  • rate this

    Comment number 545.

    Strangely I am most happy on my yearly trip to, bottom of the rankings, Blackpool.

    Happiness is a state of mind not a place.

  • rate this

    Comment number 544.

    The ONS should do their next survey on Facebook. Absolutely everybody is happy there ...

  • rate this

    Comment number 543.

    Ah well, at least it distracts the citizens of GB from the real problems of the day - like how are we going to divest ourselves of the gang at Westminster - all of them!!

  • rate this

    Comment number 542.

    My friend Corky always has a smile on his face!

  • rate this

    Comment number 541.

    I have no car, house, fancy phone or career as such-alas i am happy. It's called not being materialistic. I save, travel independently and volunteer when i can. My sacrifice was all the article pro-claims makes us happy! The irony. I live with parents and i'm 32, obviously this is sporadic. If owning a house and having a family makes us happy then i'll stick to freedom thanks! Good old consumerism

  • rate this

    Comment number 540.

    I'm really happy. I live in a country where you're 30 times more likely to be killed by the police than a terrorist, where politicians are both corrupt and self-serving, and where the greed of a generation means that our young people can look forward to a lifetime of indebtedness and slavery to a slumlord.

  • rate this

    Comment number 539.

    Meh, I'm on minimum wage, I live in a rabbit hutch that's apparently meant to be a home and have a volatile relationship with the woman I love, but you know what? I wouldn't have it any other way. I'm most happy when I'm most sad, I revel in melancholy. And I know I'm not the only one out there.

  • rate this

    Comment number 538.

    523. voice of reason
    My idea of happiness...
    A wife that looks like Charlize Theron but cooks like Nigella,
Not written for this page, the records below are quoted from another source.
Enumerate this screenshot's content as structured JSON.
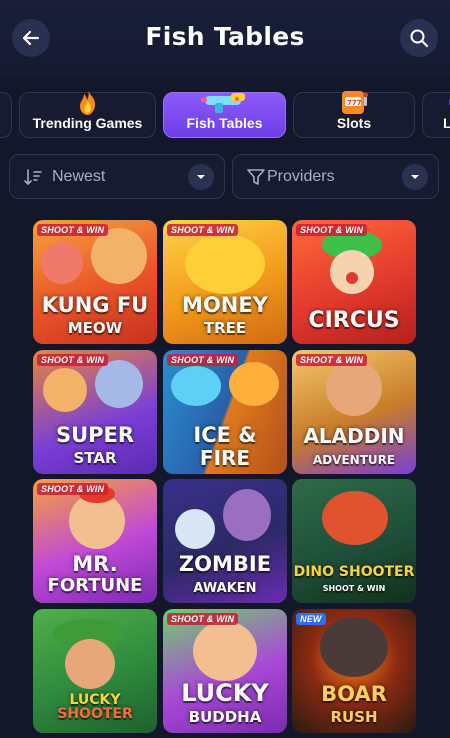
{
  "header": {
    "title": "Fish Tables",
    "back_icon": "arrow-left-icon",
    "search_icon": "search-icon"
  },
  "categories": [
    {
      "label": "",
      "icon": "partial-tab"
    },
    {
      "label": "Trending Games",
      "icon": "flame-icon"
    },
    {
      "label": "Fish Tables",
      "icon": "water-gun-icon",
      "active": true
    },
    {
      "label": "Slots",
      "icon": "slot-machine-icon"
    },
    {
      "label": "L",
      "icon": "partial-tab"
    }
  ],
  "filters": {
    "sort_label": "Newest",
    "sort_icon": "sort-descending-icon",
    "providers_label": "Providers",
    "providers_icon": "funnel-icon"
  },
  "games": [
    {
      "tag": "SHOOT & WIN",
      "line1": "KUNG FU",
      "line2": "MEOW",
      "bg": "#e8552a"
    },
    {
      "tag": "SHOOT & WIN",
      "line1": "MONEY",
      "line2": "TREE",
      "bg": "#f29a1a"
    },
    {
      "tag": "SHOOT & WIN",
      "line1": "CIRCUS",
      "line2": "",
      "bg": "#e23b2e"
    },
    {
      "tag": "SHOOT & WIN",
      "line1": "SUPER",
      "line2": "STAR",
      "bg": "#6d3fd0"
    },
    {
      "tag": "SHOOT & WIN",
      "line1": "ICE &",
      "line2": "FIRE",
      "bg": "#2a6fa8"
    },
    {
      "tag": "SHOOT & WIN",
      "line1": "ALADDIN",
      "line2": "ADVENTURE",
      "bg": "#c77c2a"
    },
    {
      "tag": "SHOOT & WIN",
      "line1": "MR.",
      "line2": "FORTUNE",
      "bg": "#9c3fd6"
    },
    {
      "tag": "",
      "line1": "ZOMBIE",
      "line2": "AWAKEN",
      "bg": "#2d2a66"
    },
    {
      "tag": "",
      "line1": "DINO SHOOTER",
      "line2": "SHOOT & WIN",
      "bg": "#1f4f3a"
    },
    {
      "tag": "",
      "line1": "LUCKY",
      "line2": "SHOOTER",
      "bg": "#2f8a3e"
    },
    {
      "tag": "SHOOT & WIN",
      "line1": "LUCKY",
      "line2": "BUDDHA",
      "bg": "#8a2fd0"
    },
    {
      "tag": "NEW",
      "line1": "BOAR",
      "line2": "RUSH",
      "bg": "#2a1a12"
    }
  ]
}
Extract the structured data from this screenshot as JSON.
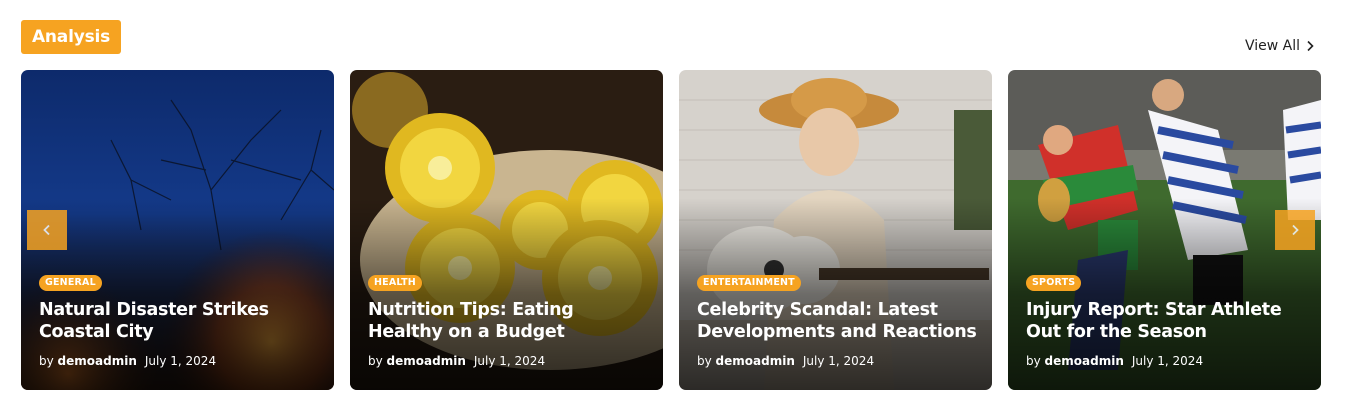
{
  "section": {
    "title": "Analysis",
    "view_all_label": "View All"
  },
  "colors": {
    "accent": "#f6a321"
  },
  "cards": [
    {
      "category": "GENERAL",
      "title": "Natural Disaster Strikes Coastal City",
      "by": "by",
      "author": "demoadmin",
      "date": "July 1, 2024",
      "image": "night wildfire with bare trees"
    },
    {
      "category": "HEALTH",
      "title": "Nutrition Tips: Eating Healthy on a Budget",
      "by": "by",
      "author": "demoadmin",
      "date": "July 1, 2024",
      "image": "sliced golden kiwi fruit"
    },
    {
      "category": "ENTERTAINMENT",
      "title": "Celebrity Scandal: Latest Developments and Reactions",
      "by": "by",
      "author": "demoadmin",
      "date": "July 1, 2024",
      "image": "woman in hat playing guitar"
    },
    {
      "category": "SPORTS",
      "title": "Injury Report: Star Athlete Out for the Season",
      "by": "by",
      "author": "demoadmin",
      "date": "July 1, 2024",
      "image": "rugby players tackling"
    }
  ],
  "nav": {
    "prev_icon": "chevron-left-icon",
    "next_icon": "chevron-right-icon"
  }
}
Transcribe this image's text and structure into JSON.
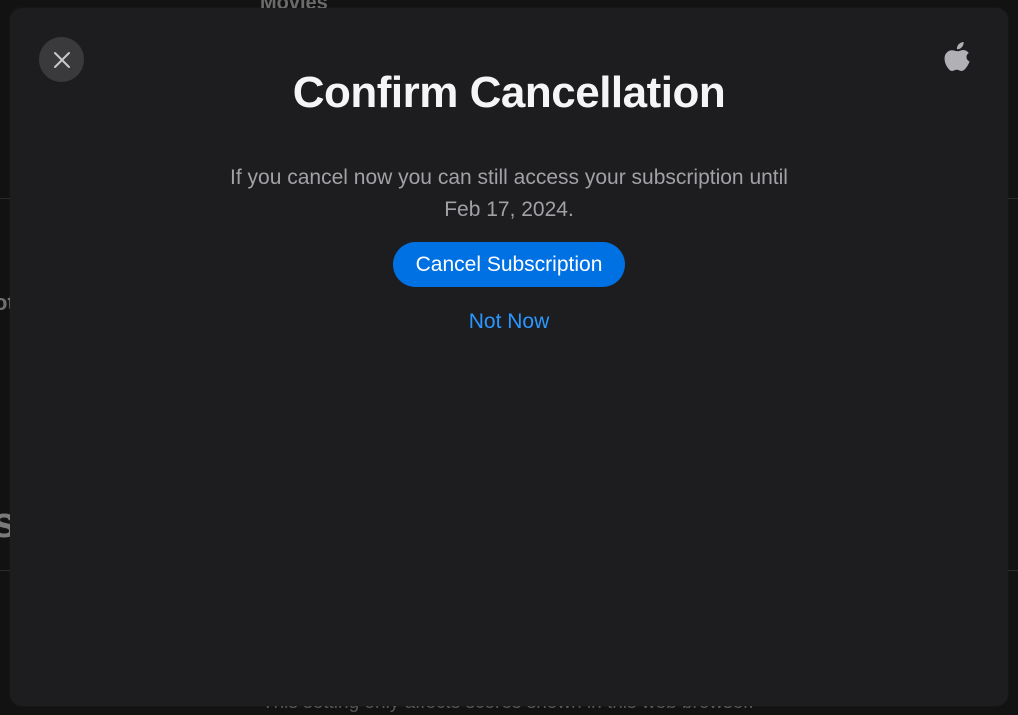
{
  "background": {
    "section_title": "Movies",
    "left_fragment_1": "ot",
    "left_fragment_2": "s",
    "footer_note": "This setting only affects scores shown in this web browser."
  },
  "modal": {
    "title": "Confirm Cancellation",
    "message": "If you cancel now you can still access your subscription until Feb 17, 2024.",
    "primary_button_label": "Cancel Subscription",
    "secondary_link_label": "Not Now",
    "close_icon": "close-icon",
    "brand_icon": "apple-logo-icon"
  },
  "colors": {
    "modal_bg": "#1d1d1f",
    "accent": "#0071e3",
    "link": "#2997ff",
    "title_text": "#f5f5f7",
    "body_text": "#a1a1a6"
  }
}
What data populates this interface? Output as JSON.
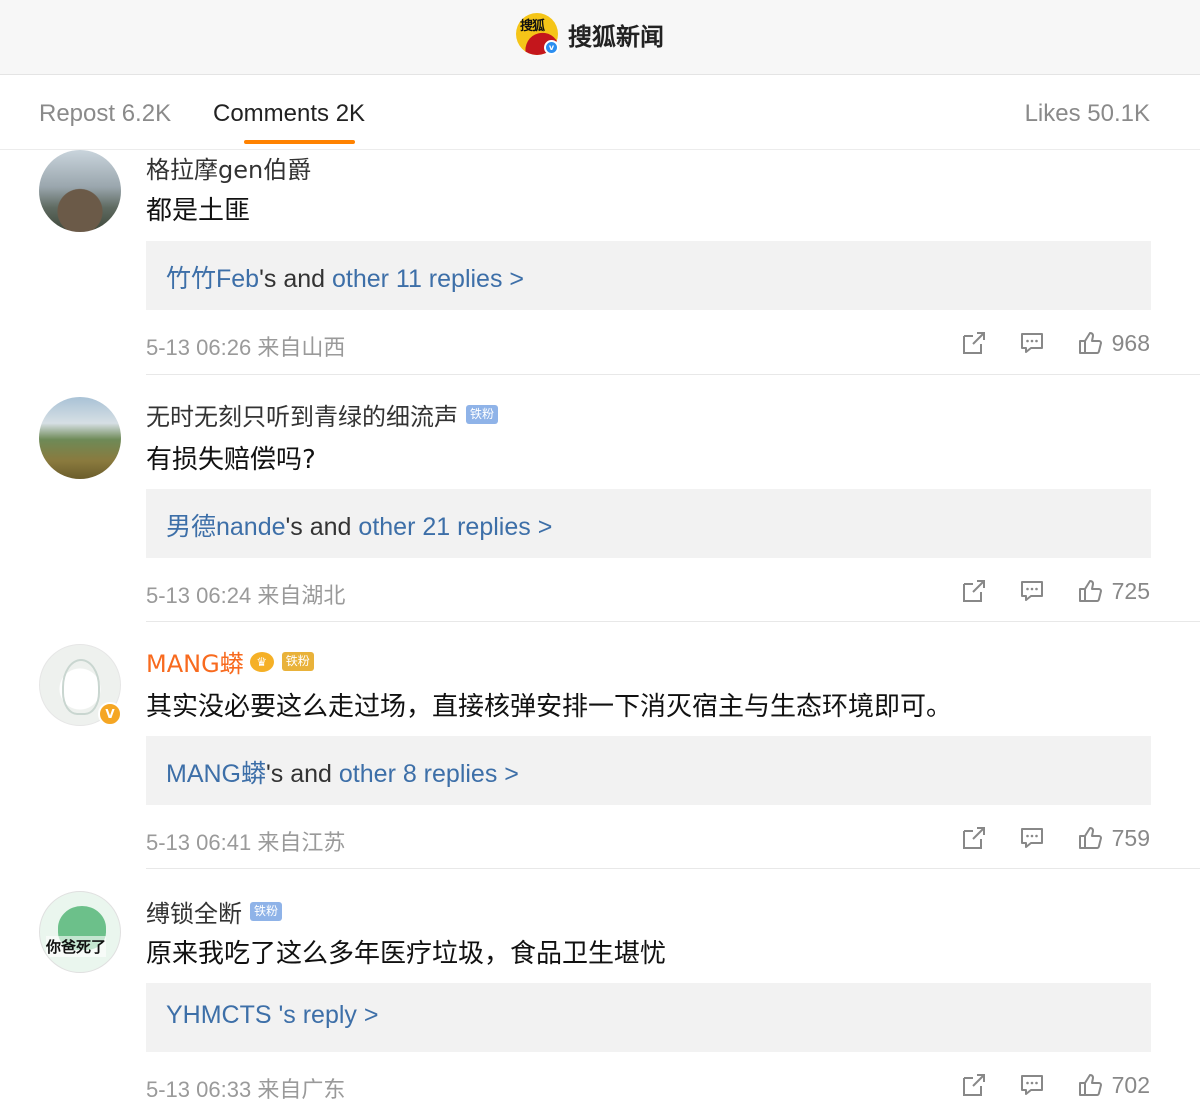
{
  "header": {
    "app_name": "搜狐新闻",
    "logo_text": "搜狐",
    "verified_mark": "v"
  },
  "tabs": {
    "repost": "Repost 6.2K",
    "comments": "Comments 2K",
    "likes": "Likes 50.1K",
    "active": "comments",
    "accent_color": "#ff8200"
  },
  "colors": {
    "link_blue": "#3d6fa8",
    "vip_orange": "#f86a1e",
    "fan_badge": "#8fb3e8",
    "reply_bg": "#f2f2f2"
  },
  "icons": [
    "share-icon",
    "comment-icon",
    "thumbs-up-icon",
    "crown-icon",
    "verified-icon"
  ],
  "comments": [
    {
      "username": "格拉摩gen伯爵",
      "text": "都是土匪",
      "reply_user": "竹竹Feb",
      "reply_middle": "'s and ",
      "reply_more": "other 11 replies >",
      "timestamp": "5-13 06:26",
      "location": "来自山西",
      "likes": "968"
    },
    {
      "username": "无时无刻只听到青绿的细流声",
      "badge": "铁粉",
      "text": "有损失赔偿吗?",
      "reply_user": "男德nande",
      "reply_middle": "'s and ",
      "reply_more": "other 21 replies >",
      "timestamp": "5-13 06:24",
      "location": "来自湖北",
      "likes": "725"
    },
    {
      "username": "MANG蟒",
      "badge": "铁粉",
      "text": "其实没必要这么走过场，直接核弹安排一下消灭宿主与生态环境即可。",
      "reply_user": "MANG蟒",
      "reply_middle": "'s and ",
      "reply_more": "other 8 replies >",
      "timestamp": "5-13 06:41",
      "location": "来自江苏",
      "likes": "759"
    },
    {
      "username": "缚锁全断",
      "badge": "铁粉",
      "avatar_text": "你爸死了",
      "text": "原来我吃了这么多年医疗垃圾，食品卫生堪忧",
      "reply_user": "YHMCTS",
      "reply_middle": " 's reply >",
      "timestamp": "5-13 06:33",
      "location": "来自广东",
      "likes": "702"
    }
  ]
}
    My idea of happiness;

    A wife who is as attractive as Nigella Lawson,

    as charming as Nigella Lawson,

    as ....

    Oh ... just to have a wife who is Nigella Lawson, with extra toffee!
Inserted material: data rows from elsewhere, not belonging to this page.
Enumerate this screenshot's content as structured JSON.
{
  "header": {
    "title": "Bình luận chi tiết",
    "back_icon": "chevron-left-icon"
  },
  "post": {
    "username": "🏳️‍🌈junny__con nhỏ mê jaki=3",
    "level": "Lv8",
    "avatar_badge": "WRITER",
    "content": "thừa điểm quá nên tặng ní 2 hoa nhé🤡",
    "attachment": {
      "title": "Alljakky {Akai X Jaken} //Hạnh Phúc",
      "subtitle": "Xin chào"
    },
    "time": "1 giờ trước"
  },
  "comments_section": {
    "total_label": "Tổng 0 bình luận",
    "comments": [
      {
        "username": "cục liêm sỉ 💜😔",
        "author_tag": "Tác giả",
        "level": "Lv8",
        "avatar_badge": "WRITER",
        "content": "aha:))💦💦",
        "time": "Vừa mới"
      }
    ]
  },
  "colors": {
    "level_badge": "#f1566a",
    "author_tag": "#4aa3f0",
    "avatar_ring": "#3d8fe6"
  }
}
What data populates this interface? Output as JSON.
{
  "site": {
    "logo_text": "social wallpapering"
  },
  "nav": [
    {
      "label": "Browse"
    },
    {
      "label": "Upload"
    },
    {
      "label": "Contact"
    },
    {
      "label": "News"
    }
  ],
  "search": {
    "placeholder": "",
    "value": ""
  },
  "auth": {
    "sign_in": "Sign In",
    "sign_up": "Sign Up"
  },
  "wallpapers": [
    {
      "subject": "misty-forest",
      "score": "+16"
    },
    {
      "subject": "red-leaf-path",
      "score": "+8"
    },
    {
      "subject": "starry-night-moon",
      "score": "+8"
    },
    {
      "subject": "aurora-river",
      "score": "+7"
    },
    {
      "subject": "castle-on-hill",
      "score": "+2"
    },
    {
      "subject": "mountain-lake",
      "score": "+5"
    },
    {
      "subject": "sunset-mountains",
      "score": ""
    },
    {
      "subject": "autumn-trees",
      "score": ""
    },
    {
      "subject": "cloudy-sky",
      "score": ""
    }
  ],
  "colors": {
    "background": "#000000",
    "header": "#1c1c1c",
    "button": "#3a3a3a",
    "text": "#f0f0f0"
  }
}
  • rate this

    Comment number 537.

    Money doesnt make you happy, but if you gotta be unhappy you might as well be rich...
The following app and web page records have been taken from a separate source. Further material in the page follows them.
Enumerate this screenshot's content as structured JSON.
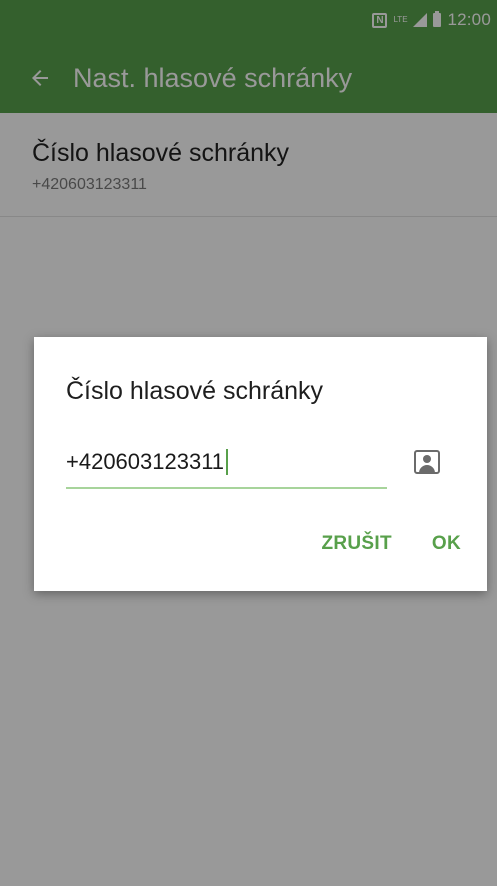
{
  "colors": {
    "accent": "#58a04b",
    "appbar": "#58a04b",
    "scrim": "rgba(0,0,0,0.40)"
  },
  "statusbar": {
    "icons": [
      "nfc-icon",
      "lte-icon",
      "signal-icon",
      "battery-icon"
    ],
    "nfc_label": "N",
    "lte_label": "LTE",
    "time": "12:00"
  },
  "toolbar": {
    "back_icon": "arrow-left-icon",
    "title": "Nast. hlasové schránky"
  },
  "setting": {
    "title": "Číslo hlasové schránky",
    "value": "+420603123311"
  },
  "dialog": {
    "title": "Číslo hlasové schránky",
    "input_value": "+420603123311",
    "contact_icon": "contact-picker-icon",
    "cancel_label": "ZRUŠIT",
    "ok_label": "OK"
  }
}
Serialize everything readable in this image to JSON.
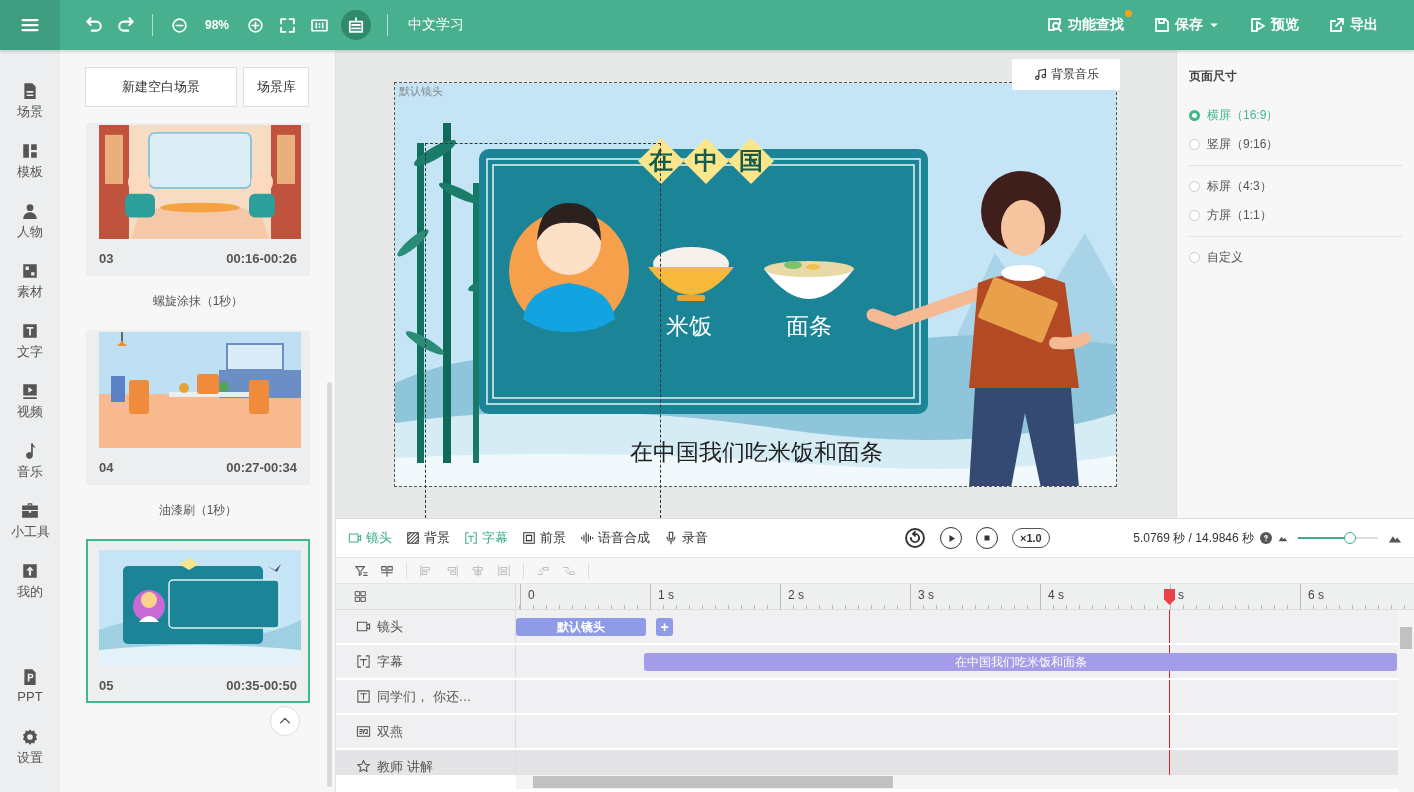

  • rate this

    Comment number 536.

    ONS well-being report reveals UK's happiness ratings.
    My happiness rating.
    A Government that cares about the UK people who pay their taxes.
    A Government who cares about the UK people who fought its wars.
    A Government that cares about the UK people who are being squeezed out regular jobs by others that are here for the money, only to return to their Country of origin, in real terms, very wealthy.

  • rate this

    Comment number 535.

    An excuse, if one were needed, not to go to Blackpool!

  • rate this

    Comment number 534.

    'All we can say is that there may be something about the kind of people who rent their homes that makes it more likely they will have lower levels of well-being'.
    What exactly in this survey suggests anything of the sort, Mark Easton - about the 'kind' of people?
    Labour are right for once - this survey is pretty much a statement of the bleeding obvious.

  • rate this

    Comment number 533.


    Where do you get these kinds of women,I have never had the pleasure of any like this,Im crossing everything and really wishing hard.

  • rate this

    Comment number 532.

    Sitting on a roof in Kabul 30 odd years ago watching the sun go down,surrounded by friends from all corners of the earth,each sharing a vision infinitessimally greater than any modern day suited warmongering oaf/clone could ever hope to find in their wildest dreams.

    This was post flower power,incidentally,as even I'm too young to have consciously experienced that.


Page 7 of 34


More Politics stories



Copyright © 2015 BBC. The BBC is not responsible for the content of external sites. Read more.

This page is best viewed in an up-to-date web browser with style sheets (CSS) enabled. While you will be able to view the content of this page in your current browser, you will not be able to get the full visual experience. Please consider upgrading your browser software or enabling style sheets (CSS) if you are able to do so.